But now that the peace process is dead, no one should mourn it.
When soldiers are killed, I mourn, but at least I understand the mechanism at hand: We kill their combatants, they kill ours.
One way to mourn, though it only provides meager solace, is, well, by playing dress up.
Old English murnan "to mourn, bemoan, long after," also "be anxious about, be careful" (class III strong verb; past tense mearn, past participle murnen), from Proto-Germanic *murnan "to remember sorrowfully" (cf. Old Saxon mornon, Old High German mornen, Gothic maurnan "to mourn," Old Norse morna "to pine away"), probably from PIE root *(s)mer- "to remember" (see memory); or, if the Old Norse sense is the base one, from *mer- "to die, wither." Related: Mourned; mourning.
Frequent references are found in Scripture to, (1.) Mourning for the dead.
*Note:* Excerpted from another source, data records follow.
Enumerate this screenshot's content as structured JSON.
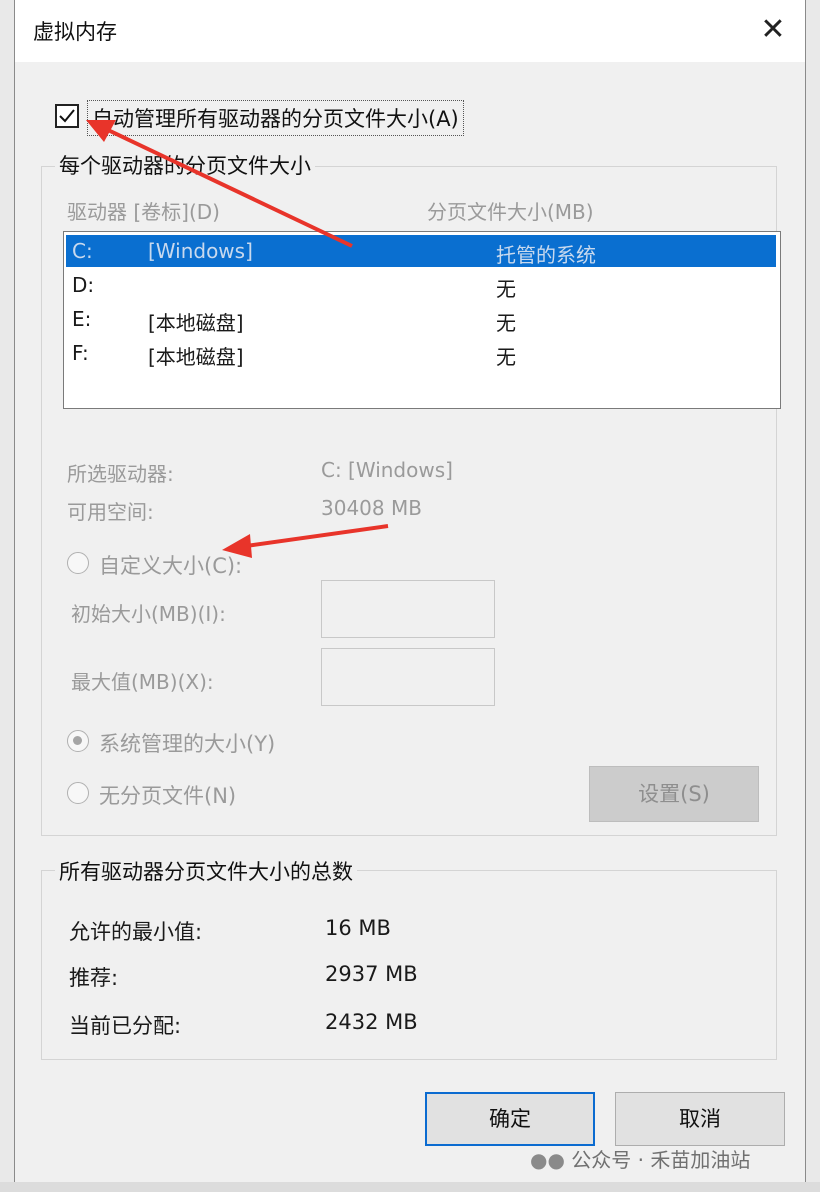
{
  "dialog": {
    "title": "虚拟内存",
    "close_glyph": "✕"
  },
  "auto_manage": {
    "checked": true,
    "label": "自动管理所有驱动器的分页文件大小(A)"
  },
  "per_drive": {
    "group_title": "每个驱动器的分页文件大小",
    "col_drive": "驱动器 [卷标](D)",
    "col_size": "分页文件大小(MB)",
    "rows": [
      {
        "drive": "C:",
        "label": "[Windows]",
        "size": "托管的系统",
        "selected": true
      },
      {
        "drive": "D:",
        "label": "",
        "size": "无",
        "selected": false
      },
      {
        "drive": "E:",
        "label": "[本地磁盘]",
        "size": "无",
        "selected": false
      },
      {
        "drive": "F:",
        "label": "[本地磁盘]",
        "size": "无",
        "selected": false
      }
    ],
    "selected_drive_label": "所选驱动器:",
    "selected_drive_value": "C:  [Windows]",
    "free_space_label": "可用空间:",
    "free_space_value": "30408 MB",
    "custom_size_label": "自定义大小(C):",
    "initial_size_label": "初始大小(MB)(I):",
    "max_size_label": "最大值(MB)(X):",
    "system_managed_label": "系统管理的大小(Y)",
    "no_paging_label": "无分页文件(N)",
    "set_button": "设置(S)"
  },
  "totals": {
    "group_title": "所有驱动器分页文件大小的总数",
    "min_label": "允许的最小值:",
    "min_value": "16 MB",
    "recommended_label": "推荐:",
    "recommended_value": "2937 MB",
    "current_label": "当前已分配:",
    "current_value": "2432 MB"
  },
  "buttons": {
    "ok": "确定",
    "cancel": "取消"
  },
  "watermark": "公众号 · 禾苗加油站",
  "colors": {
    "selection": "#0a6fd0",
    "annotation_arrow": "#e8342a",
    "ok_border": "#0b6bd0"
  }
}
Abraham mourned for Sarah (Gen. 23:2); Jacob for Joseph (37:34, 35); the Egyptians for Jacob (50:3-10); Israel for Aaron (Num. 20:29), for Moses (Deut. 34:8), and for Samuel (1 Sam. 25:1); David for Abner (2 Sam. 3:31, 35); Mary and Martha for Lazarus (John 11); devout men for Stephen (Acts 8:2), etc. (2.) For calamities, Job (1:20, 21; 2:8); Israel (Ex. 33:4); the Ninevites (Jonah 3:5); Israel, when defeated by Benjamin (Judg. 20:26), etc. (3.) Penitential mourning, by the Israelites on the day of atonement (Lev. 23:27; Acts 27:9); under Samuel's ministry (1 Sam. 7:6); predicted in Zechariah (Zech. 12:10, 11); in many of the psalms (51, etc.). Mourning was expressed, (1) by weeping (Gen. 35:8, marg.; Luke 7:38, etc.); (2) by loud lamentation (Ruth 1:9; 1 Sam. 6:19; 2 Sam. 3:31); (3) by the disfigurement of the person, as rending the clothes (Gen. 37:29, 34; Matt. 26:65), wearing sackcloth (Gen. 37:34; Ps. 35:13), sprinkling dust or ashes on the person (2 Sam. 13:19; Jer. 6:26; Job 2:12), shaving the head and plucking out the hair of the head or beard (Lev. 10:6; Job 1:20), neglect of the person or the removal of ornaments (Ex. 33:4; Deut. 21:12, 13; 2 Sam. 14:2; 19:24; Matt. 6:16, 17), fasting (2 Sam. 1:12), covering the upper lip (Lev. 13:45; Micah 3:7), cutting the flesh (Jer. 16:6, 7), and sitting in silence (Judg. 20:26; 2 Sam. 12:16; 13:31; Job 1:20). In the later times we find a class of mourners who could be hired to give by their loud lamentation the external tokens of sorrow (2 Chr. 35:25; Jer. 9:17; Matt. 9:23). The period of mourning for the dead varied. For Jacob it was seventy days (Gen. 50:3); for Aaron (Num. 20:29) and Moses (Deut. 34:8) thirty days; and for Saul only seven days (1 Sam. 31:13). In 2 Sam. 3:31-35, we have a description of the great mourning for the death of Abner.